It's a phrase I've heard countless times from our company's oldest salesman. And he's absolutely right. We may not think about it, but we constantly talk about time in terms of money -- how we save it, spend it or waste it; how productive or unproductive we are with it. They've made movies about the value of time.
I wrote a post a couple weeks ago linking to an article on ZeroHedge about what the banking system might look like if we ended the Federal Reserve. Looking back, I jumped the gun. I never set the stage for why we should want to end the Federal Reserve banking system in the first place. It's about time, and it's about money.

The Federal Reserve fills a number of roles in the banking system, but the establishment of the Federal Funds Rate is one of the most important as far as the broader economy is concerned. That interest rate acts as a benchmark for how all the other banks calculate their interest rates. The piddly 0.25% interest you're making on your savings account is a function of the rate the Federal Reserve has established. That begs the question, "why does the Fed choose the rate it chooses?"
The Federal Reserve believes economic progress is driven by consumer spending. The (misguided) theory goes when people spend more money it creates more jobs because businesses have to keep up with demand. More jobs = more spending and so on. When consumer spending is down, like when the economy hit the brakes, the bankers believe they need to juice consumer spending, and by doing so they'll get the economy to rebound and start growing again. They attempt to create the juice by lowering the interest rate. In order to lower the interest rate the Federal Reserve increases the money supply; they create money. The resulting interest rate discourages people from saving and encourages spending and debt. But by messing with the interest rate, the bankers literally mess with the entire economy.

Generally speaking a job is created because it is deemed valuable to someone. That's why we don't employ millions of people digging holes and millions more coming behind to fill them in -- no one would voluntarily pay for such a service because there's no value in it. But we only know what's valuable and what isn't, and where and how to allocate scarce resources when there are effective price signals.
The interest rate is the most critical price signal. It reflects our overall time preference and therefore where resources should be allocated. An increasing interest rate signals a demand for capital, which incentivizes individuals to spend less on consumer goods and save more. More savings increases available capital to lend so that entrepreneurs and businesses can invest in capital goods. Capital goods (e.g., tools) make more efficient use of resources, improving worker productivity. Higher worker productivity, by the way, increases worker wages. As the demand for capital flattens or decreases, so too will the interest rate. That will incentivize individuals to save less and spend more on consumer goods (e.g., televisions).

As you can see, with the Federal Reserve controlling the interest rate, they effectively control the entire economy. But no group of even the smartest people on earth could possibly know the preferences of  millions or billions of people, so inevitably whatever rate they decide on is a guess at best. Additionally by continually increasing the money supply as they do the Federal Reserve causes prices to rise (see oil, gold, food, stocks, etc...) and influences how capital should be invested. A low interest rate hurts people who want to save their money and also causes investors to chase riskier investments because not only do the investors have to make a return, that return has to outpace the growth rate of the money supply. More than any other factor, low interest rates are to blame for the stock boom and bust of the late 90's/early 00's and the housing boom and bust. They're also to blame for the current economic malaise we find ourselves in now.

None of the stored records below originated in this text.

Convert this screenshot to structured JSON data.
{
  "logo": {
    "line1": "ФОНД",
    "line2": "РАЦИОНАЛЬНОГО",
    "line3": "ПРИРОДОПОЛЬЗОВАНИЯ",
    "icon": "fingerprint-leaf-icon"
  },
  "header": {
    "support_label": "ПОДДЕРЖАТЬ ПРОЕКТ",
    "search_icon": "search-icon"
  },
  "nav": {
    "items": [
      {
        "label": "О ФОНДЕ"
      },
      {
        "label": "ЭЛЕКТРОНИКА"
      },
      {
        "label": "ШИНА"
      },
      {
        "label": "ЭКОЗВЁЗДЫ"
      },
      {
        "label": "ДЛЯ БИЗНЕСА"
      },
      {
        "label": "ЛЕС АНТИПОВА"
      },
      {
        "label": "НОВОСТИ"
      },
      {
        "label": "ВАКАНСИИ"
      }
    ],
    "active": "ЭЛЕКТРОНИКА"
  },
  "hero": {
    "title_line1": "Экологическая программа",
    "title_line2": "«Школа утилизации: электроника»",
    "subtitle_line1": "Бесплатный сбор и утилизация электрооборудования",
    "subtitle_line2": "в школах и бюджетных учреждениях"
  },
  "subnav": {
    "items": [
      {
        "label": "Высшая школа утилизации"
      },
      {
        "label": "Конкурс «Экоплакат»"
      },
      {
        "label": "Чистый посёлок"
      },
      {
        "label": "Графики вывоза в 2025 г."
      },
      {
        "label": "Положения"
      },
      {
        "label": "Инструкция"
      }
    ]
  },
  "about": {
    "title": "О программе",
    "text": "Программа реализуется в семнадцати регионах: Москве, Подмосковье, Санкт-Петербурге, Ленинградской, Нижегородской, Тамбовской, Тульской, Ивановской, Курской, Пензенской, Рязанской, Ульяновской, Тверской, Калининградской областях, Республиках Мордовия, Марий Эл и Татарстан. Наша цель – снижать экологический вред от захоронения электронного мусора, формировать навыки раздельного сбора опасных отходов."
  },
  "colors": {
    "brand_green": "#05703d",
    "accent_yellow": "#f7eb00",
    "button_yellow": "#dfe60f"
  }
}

Low interest rates increase the demand for consumer goods, but production of consumer goods doesn't increase worker productivity. Combine that with increases in the price of essential goods (food, energy, etc...), and we're left with a terrible situation in which the bottom 95% is seeing their earning power continually decrease with no corresponding increase in their wages. The only people who are winning are the people who see the money first -- banks and politicians.

The interest rate must be set by the market, not by a central authority which has its own agenda. We need to end the Fed.